A defined contribution (DC) plan recordkeeper must comply with a broad Department of Labor (DOL) administrative subpoena seeking information about cybersecurity practices, the 7th US Circuit Court of Appeals has ruled (Walsh v. Alight Solutions, No. 21-3290 (7th Cir. Aug. 12, 2022)). The subpoena stems from DOL’s investigation of alleged cybersecurity breaches, which the agency says led to unauthorized benefit distributions. As part of the investigation, DOL is seeking a wide range of documents and communications, including information about Alight’s plan sponsor clients and participants.
The 7th Circuit upheld the lower court’s decision to enforce the subpoena, finding that DOL has broad authority to investigate potential ERISA violations, including cybersecurity issues affecting retirement plans.
DOL’s investigative powers. Alight argued that DOL can only investigate ERISA fiduciaries. The court disagreed, finding that ERISA gives DOL broad authority to investigate any actual or potential ERISA violation. The court said this authority extends to compelling a nonfiduciary service provider to turn over information so DOL can determine whether the provider’s clients have violated ERISA. If DOL lacked this authority, fiduciaries could otherwise “avoid liability altogether by outsourcing recordkeeping and administrative functions to non-fiduciary third parties,” the court reasoned. Though the decision isn’t surprising, the 7th Circuit appears to be the first appellate court to issue such a ruling.
DOL’s authority extends to cybersecurity practices. The lawsuit reflects DOL’s recent focus on cybersecurity, including last year’s guidance on best practices for plan sponsors, fiduciaries, recordkeepers and participants. Although Alight argued that cybersecurity is beyond DOL’s authority, the court sided with DOL, finding the reasonableness of cybersecurity practices and the extent of any breaches are relevant to determining whether recordkeepers — or their clients — have potentially violated ERISA’s standard of care.
Records may not be redacted. The court upheld the lower court’s denial of a protective order covering sensitive customer information — including client names, plan names and participant information — finding that federal law already prevents DOL from disclosing any confidential information. Without access to client and plan names, DOL couldn’t identify which employers might have violated ERISA, the court said.
DOL’s 2021 guidance said ERISA requires fiduciaries to take appropriate precautions to reduce cybersecurity risks to retirement plan assets and personally identifiable information. The arguments in this case suggest that the agency might use the subpoenaed information to investigate whether DC plans’ fiduciaries properly evaluated the recordkeeper’s cybersecurity practices.

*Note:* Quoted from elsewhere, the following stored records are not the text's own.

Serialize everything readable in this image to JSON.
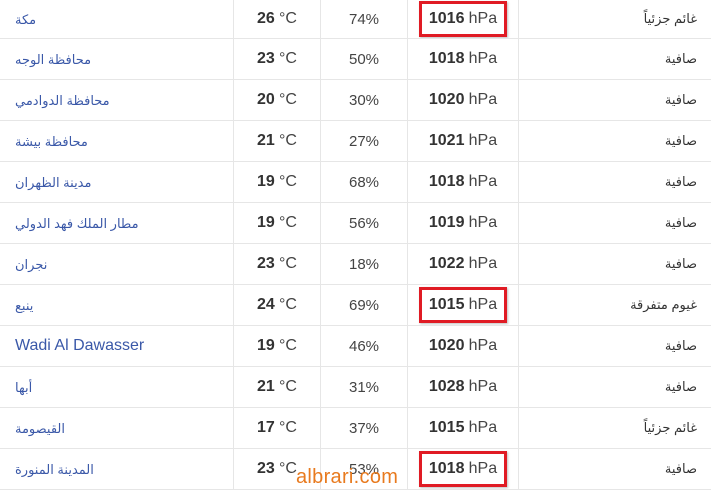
{
  "table": {
    "rows": [
      {
        "city": "مكة",
        "temp": "26",
        "temp_unit": "°C",
        "humidity": "74%",
        "pressure": "1016",
        "pressure_unit": "hPa",
        "condition": "غائم جزئياً",
        "highlighted": true
      },
      {
        "city": "محافظة الوجه",
        "temp": "23",
        "temp_unit": "°C",
        "humidity": "50%",
        "pressure": "1018",
        "pressure_unit": "hPa",
        "condition": "صافية",
        "highlighted": false
      },
      {
        "city": "محافظة الدوادمي",
        "temp": "20",
        "temp_unit": "°C",
        "humidity": "30%",
        "pressure": "1020",
        "pressure_unit": "hPa",
        "condition": "صافية",
        "highlighted": false
      },
      {
        "city": "محافظة بيشة",
        "temp": "21",
        "temp_unit": "°C",
        "humidity": "27%",
        "pressure": "1021",
        "pressure_unit": "hPa",
        "condition": "صافية",
        "highlighted": false
      },
      {
        "city": "مدينة الظهران",
        "temp": "19",
        "temp_unit": "°C",
        "humidity": "68%",
        "pressure": "1018",
        "pressure_unit": "hPa",
        "condition": "صافية",
        "highlighted": false
      },
      {
        "city": "مطار الملك فهد الدولي",
        "temp": "19",
        "temp_unit": "°C",
        "humidity": "56%",
        "pressure": "1019",
        "pressure_unit": "hPa",
        "condition": "صافية",
        "highlighted": false
      },
      {
        "city": "نجران",
        "temp": "23",
        "temp_unit": "°C",
        "humidity": "18%",
        "pressure": "1022",
        "pressure_unit": "hPa",
        "condition": "صافية",
        "highlighted": false
      },
      {
        "city": "ينبع",
        "temp": "24",
        "temp_unit": "°C",
        "humidity": "69%",
        "pressure": "1015",
        "pressure_unit": "hPa",
        "condition": "غيوم متفرقة",
        "highlighted": true
      },
      {
        "city": "Wadi Al Dawasser",
        "temp": "19",
        "temp_unit": "°C",
        "humidity": "46%",
        "pressure": "1020",
        "pressure_unit": "hPa",
        "condition": "صافية",
        "highlighted": false
      },
      {
        "city": "أبها",
        "temp": "21",
        "temp_unit": "°C",
        "humidity": "31%",
        "pressure": "1028",
        "pressure_unit": "hPa",
        "condition": "صافية",
        "highlighted": false
      },
      {
        "city": "القيصومة",
        "temp": "17",
        "temp_unit": "°C",
        "humidity": "37%",
        "pressure": "1015",
        "pressure_unit": "hPa",
        "condition": "غائم جزئياً",
        "highlighted": false
      },
      {
        "city": "المدينة المنورة",
        "temp": "23",
        "temp_unit": "°C",
        "humidity": "53%",
        "pressure": "1018",
        "pressure_unit": "hPa",
        "condition": "صافية",
        "highlighted": true
      }
    ]
  },
  "watermark": {
    "text": "albrari.com"
  },
  "colors": {
    "link": "#3a58a8",
    "highlight_border": "#e01b24",
    "watermark": "#e87a1e",
    "grid": "#e6e6e6"
  }
}
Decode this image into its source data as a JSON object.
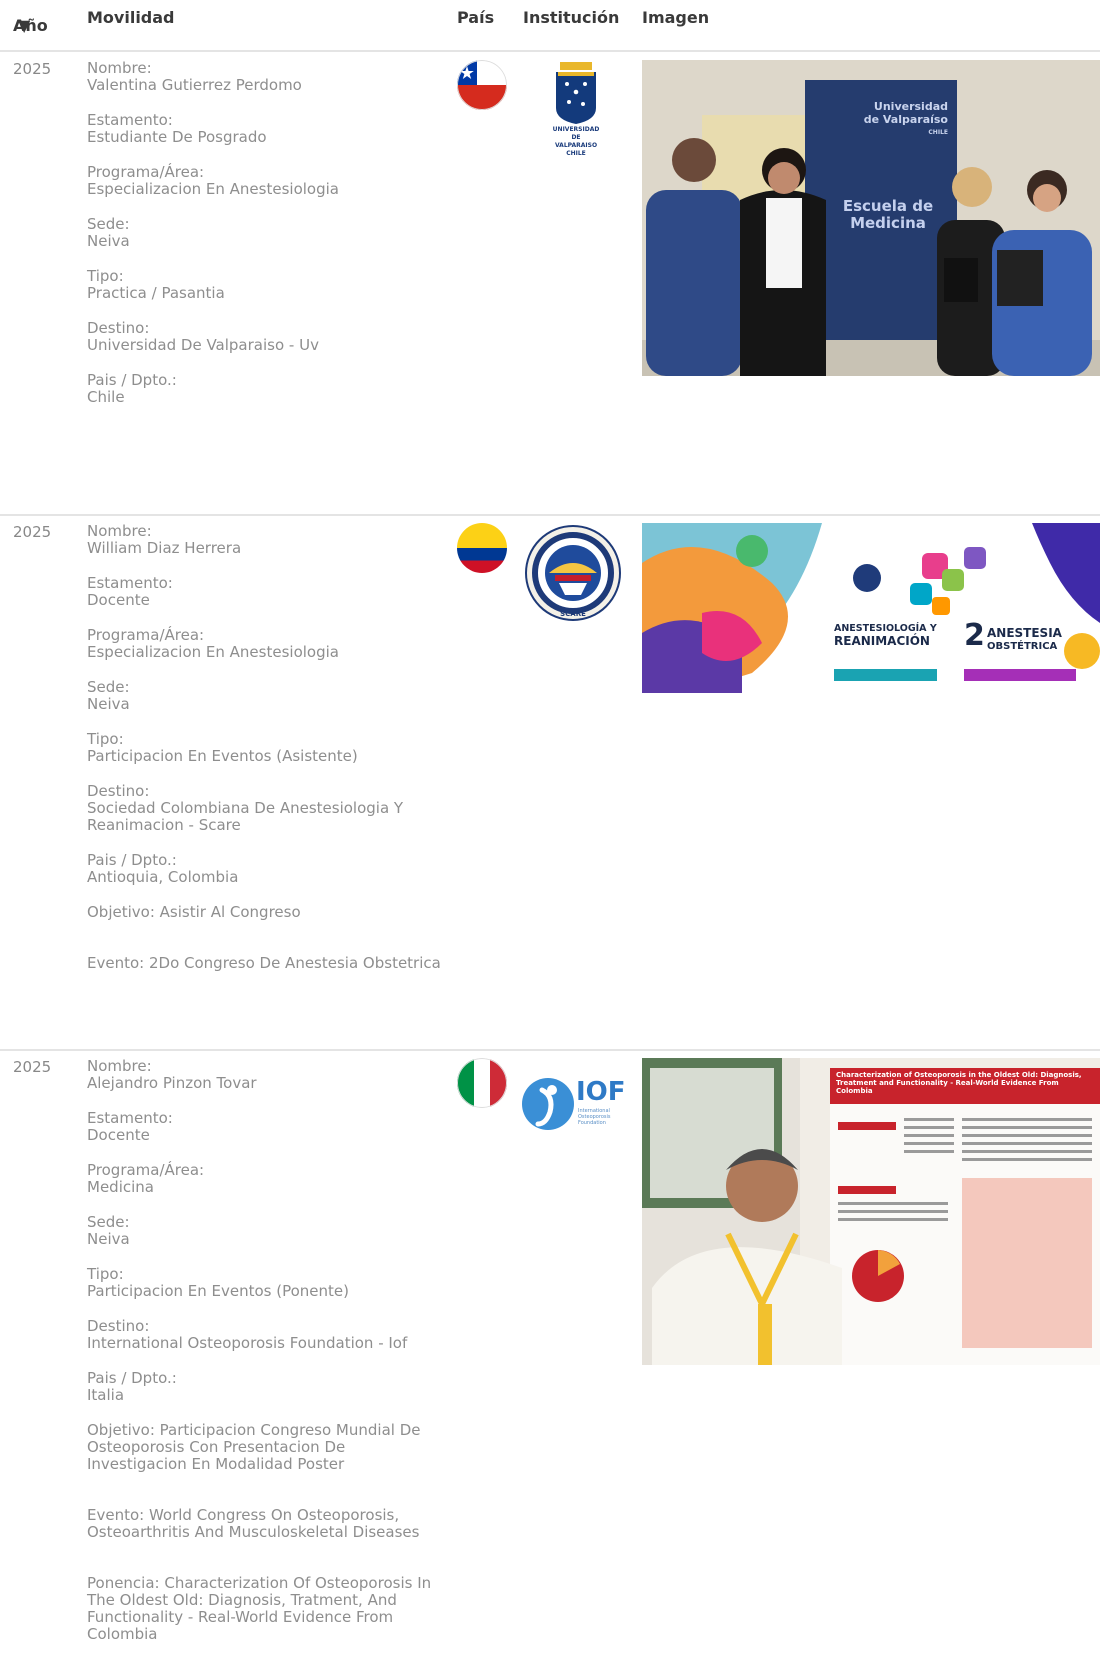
{
  "table": {
    "headers": {
      "year": "Año",
      "mobility": "Movilidad",
      "country": "País",
      "institution": "Institución",
      "image": "Imagen"
    }
  },
  "rows": [
    {
      "year": "2025",
      "fields": [
        {
          "k": "Nombre:",
          "v": "Valentina Gutierrez Perdomo"
        },
        {
          "k": "Estamento:",
          "v": "Estudiante De Posgrado"
        },
        {
          "k": "Programa/Área:",
          "v": "Especializacion En Anestesiologia"
        },
        {
          "k": "Sede:",
          "v": "Neiva"
        },
        {
          "k": "Tipo:",
          "v": "Practica / Pasantia"
        },
        {
          "k": "Destino:",
          "v": "Universidad De Valparaiso - Uv"
        },
        {
          "k": "Pais / Dpto.:",
          "v": "Chile"
        }
      ],
      "flag": "chile-flag-icon",
      "institution_logo": {
        "icon": "universidad-de-valparaiso-logo",
        "text": [
          "UNIVERSIDAD",
          "DE",
          "VALPARAISO",
          "CHILE"
        ]
      },
      "photo": {
        "banner_lines": [
          "Universidad",
          "de Valparaíso",
          "CHILE"
        ],
        "banner_title": [
          "Escuela de",
          "Medicina"
        ]
      }
    },
    {
      "year": "2025",
      "fields": [
        {
          "k": "Nombre:",
          "v": "William Diaz Herrera"
        },
        {
          "k": "Estamento:",
          "v": "Docente"
        },
        {
          "k": "Programa/Área:",
          "v": "Especializacion En Anestesiologia"
        },
        {
          "k": "Sede:",
          "v": "Neiva"
        },
        {
          "k": "Tipo:",
          "v": "Participacion En Eventos (Asistente)"
        },
        {
          "k": "Destino:",
          "v": "Sociedad Colombiana De Anestesiologia Y Reanimacion - Scare"
        },
        {
          "k": "Pais / Dpto.:",
          "v": "Antioquia, Colombia"
        }
      ],
      "extras": [
        {
          "text": "Objetivo: Asistir Al Congreso"
        },
        {
          "text": "Evento: 2Do Congreso De Anestesia Obstetrica"
        }
      ],
      "flag": "colombia-flag-icon",
      "institution_logo": {
        "icon": "scare-seal-logo",
        "text": [
          "SCARE"
        ]
      },
      "photo": {
        "lines": [
          "ANESTESIOLOGÍA Y",
          "REANIMACIÓN"
        ],
        "num": "2",
        "lines2": [
          "ANESTESIA",
          "OBSTÉTRICA"
        ]
      }
    },
    {
      "year": "2025",
      "fields": [
        {
          "k": "Nombre:",
          "v": "Alejandro Pinzon Tovar"
        },
        {
          "k": "Estamento:",
          "v": "Docente"
        },
        {
          "k": "Programa/Área:",
          "v": "Medicina"
        },
        {
          "k": "Sede:",
          "v": "Neiva"
        },
        {
          "k": "Tipo:",
          "v": "Participacion En Eventos (Ponente)"
        },
        {
          "k": "Destino:",
          "v": "International Osteoporosis Foundation - Iof"
        },
        {
          "k": "Pais / Dpto.:",
          "v": "Italia"
        }
      ],
      "extras": [
        {
          "text": "Objetivo: Participacion Congreso Mundial De Osteoporosis Con Presentacion De Investigacion En Modalidad Poster"
        },
        {
          "text": "Evento: World Congress On Osteoporosis, Osteoarthritis And Musculoskeletal Diseases"
        },
        {
          "text": "Ponencia: Characterization Of Osteoporosis In The Oldest Old: Diagnosis, Tratment, And Functionality - Real-World Evidence From Colombia"
        }
      ],
      "flag": "italy-flag-icon",
      "institution_logo": {
        "icon": "iof-logo",
        "text": [
          "IOF",
          "International",
          "Osteoporosis",
          "Foundation"
        ]
      },
      "photo": {
        "poster_title": "Characterization of Osteoporosis in the Oldest Old: Diagnosis, Treatment and Functionality - Real-World Evidence From Colombia"
      }
    }
  ]
}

The 7th Circuit’s ruling underscores the importance of plan sponsors and fiduciaries incorporating cybersecurity considerations into a prudent process for selecting and monitoring service providers.